Brief
Give only a number in reply. It should be how many lines in the records contain the string "name".

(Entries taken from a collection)

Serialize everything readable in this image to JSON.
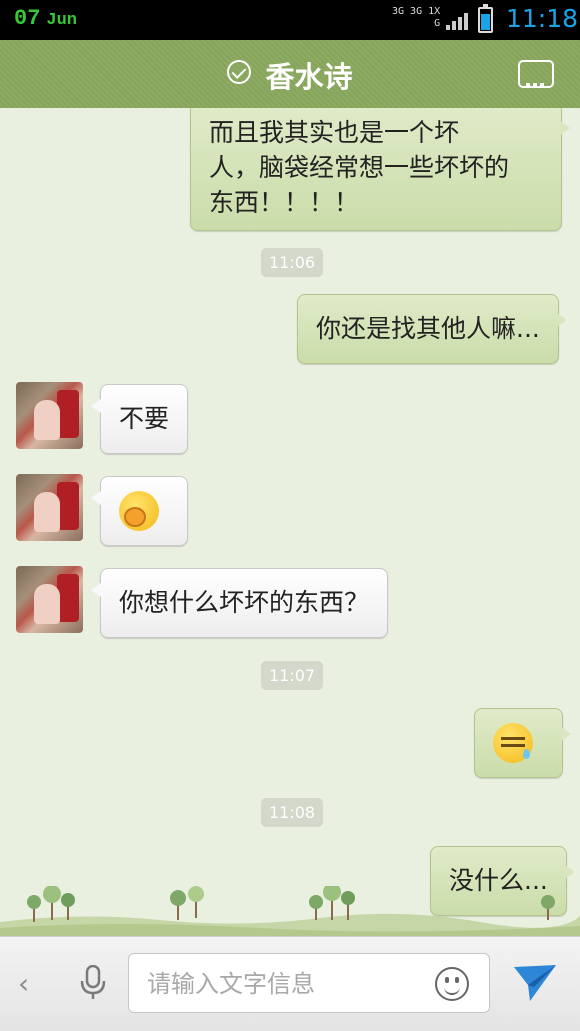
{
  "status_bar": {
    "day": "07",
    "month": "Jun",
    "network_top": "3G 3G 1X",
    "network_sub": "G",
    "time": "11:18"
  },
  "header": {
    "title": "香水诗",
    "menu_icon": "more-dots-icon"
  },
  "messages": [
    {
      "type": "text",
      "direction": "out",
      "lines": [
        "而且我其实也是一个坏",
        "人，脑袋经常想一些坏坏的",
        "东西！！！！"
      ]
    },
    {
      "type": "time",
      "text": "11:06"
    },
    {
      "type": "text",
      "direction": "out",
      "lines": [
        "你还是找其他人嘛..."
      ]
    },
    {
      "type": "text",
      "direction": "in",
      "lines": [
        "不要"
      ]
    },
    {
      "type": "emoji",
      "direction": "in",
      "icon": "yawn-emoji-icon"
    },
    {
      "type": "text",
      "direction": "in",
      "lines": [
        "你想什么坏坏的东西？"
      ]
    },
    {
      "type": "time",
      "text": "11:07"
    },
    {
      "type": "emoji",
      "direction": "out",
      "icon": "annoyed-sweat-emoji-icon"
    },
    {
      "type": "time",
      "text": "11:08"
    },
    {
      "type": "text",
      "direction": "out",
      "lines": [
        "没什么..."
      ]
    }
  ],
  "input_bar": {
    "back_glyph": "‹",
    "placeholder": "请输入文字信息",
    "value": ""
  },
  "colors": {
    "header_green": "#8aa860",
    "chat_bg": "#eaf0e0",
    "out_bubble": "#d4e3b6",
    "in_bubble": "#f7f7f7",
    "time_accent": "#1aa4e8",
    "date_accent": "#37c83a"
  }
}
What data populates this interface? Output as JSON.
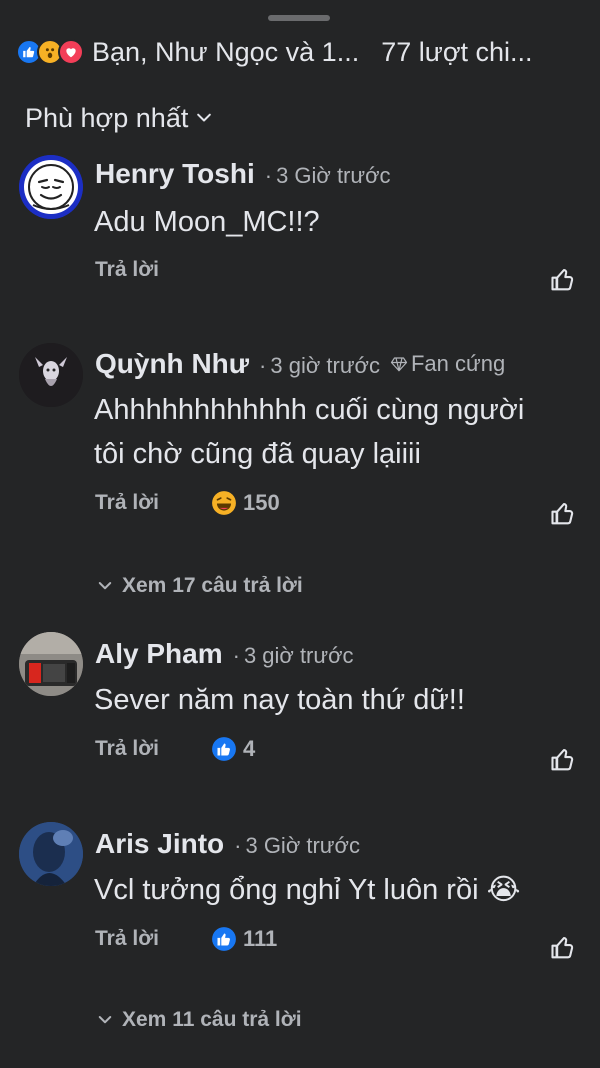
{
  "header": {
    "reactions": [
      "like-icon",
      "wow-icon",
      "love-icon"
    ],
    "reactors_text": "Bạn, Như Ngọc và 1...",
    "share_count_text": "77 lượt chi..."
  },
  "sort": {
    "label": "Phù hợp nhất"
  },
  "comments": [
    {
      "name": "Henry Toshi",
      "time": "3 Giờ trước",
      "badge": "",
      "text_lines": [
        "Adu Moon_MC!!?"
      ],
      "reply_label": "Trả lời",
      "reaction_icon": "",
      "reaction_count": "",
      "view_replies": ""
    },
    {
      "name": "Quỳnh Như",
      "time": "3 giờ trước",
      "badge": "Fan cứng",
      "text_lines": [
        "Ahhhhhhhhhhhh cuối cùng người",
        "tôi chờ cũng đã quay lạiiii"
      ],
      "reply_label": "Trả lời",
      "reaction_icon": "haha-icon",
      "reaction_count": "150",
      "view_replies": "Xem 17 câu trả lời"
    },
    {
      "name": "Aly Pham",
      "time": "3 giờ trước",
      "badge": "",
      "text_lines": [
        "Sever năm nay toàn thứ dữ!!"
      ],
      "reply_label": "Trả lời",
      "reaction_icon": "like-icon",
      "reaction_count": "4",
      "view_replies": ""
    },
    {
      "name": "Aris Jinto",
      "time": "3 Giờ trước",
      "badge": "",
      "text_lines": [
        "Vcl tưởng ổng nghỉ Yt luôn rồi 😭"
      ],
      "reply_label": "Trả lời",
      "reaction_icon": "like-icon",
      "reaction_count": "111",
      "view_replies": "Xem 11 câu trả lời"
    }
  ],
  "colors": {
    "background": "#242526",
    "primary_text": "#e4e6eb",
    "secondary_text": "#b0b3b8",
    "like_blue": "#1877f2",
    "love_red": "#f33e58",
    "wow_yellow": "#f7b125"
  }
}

Your solution
4